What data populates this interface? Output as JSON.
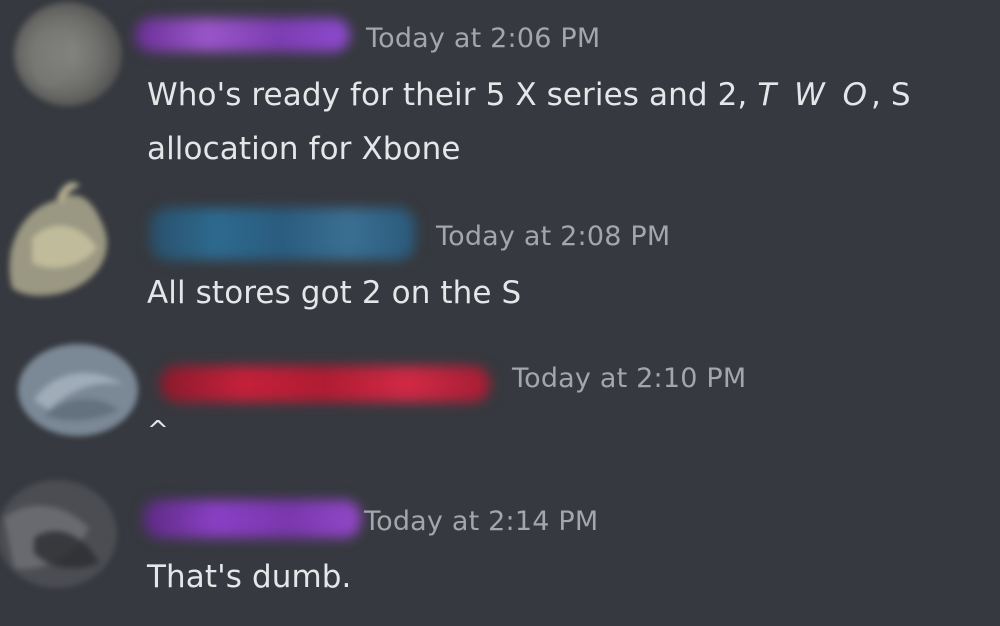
{
  "messages": [
    {
      "timestamp": "Today at 2:06 PM",
      "text_before": "Who's ready for their 5 X series and 2, ",
      "text_italic": "T W O",
      "text_after": ", S allocation for Xbone",
      "username_color": "#8e44c9"
    },
    {
      "timestamp": "Today at 2:08 PM",
      "text": "All stores got 2 on the S",
      "username_color": "#2e6e96"
    },
    {
      "timestamp": "Today at 2:10 PM",
      "text": "^",
      "username_color": "#c4203a"
    },
    {
      "timestamp": "Today at 2:14 PM",
      "text": "That's dumb.",
      "username_color": "#8a3fc4"
    }
  ],
  "theme": {
    "background": "#36393f",
    "timestamp_color": "#a3a6aa",
    "text_color": "#e4e6e8"
  }
}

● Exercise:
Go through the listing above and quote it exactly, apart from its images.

● Exercise result:
What data populates this interface? Output as JSON.
{
  "messages": [
    {
      "timestamp": "Today at 2:06 PM",
      "text_before": "Who's ready for their 5 X series and 2, ",
      "text_italic": "T W O",
      "text_after": ", S allocation for Xbone",
      "username_color": "#8e44c9"
    },
    {
      "timestamp": "Today at 2:08 PM",
      "text": "All stores got 2 on the S",
      "username_color": "#2e6e96"
    },
    {
      "timestamp": "Today at 2:10 PM",
      "text": "^",
      "username_color": "#c4203a"
    },
    {
      "timestamp": "Today at 2:14 PM",
      "text": "That's dumb.",
      "username_color": "#8a3fc4"
    }
  ],
  "theme": {
    "background": "#36393f",
    "timestamp_color": "#a3a6aa",
    "text_color": "#e4e6e8"
  }
}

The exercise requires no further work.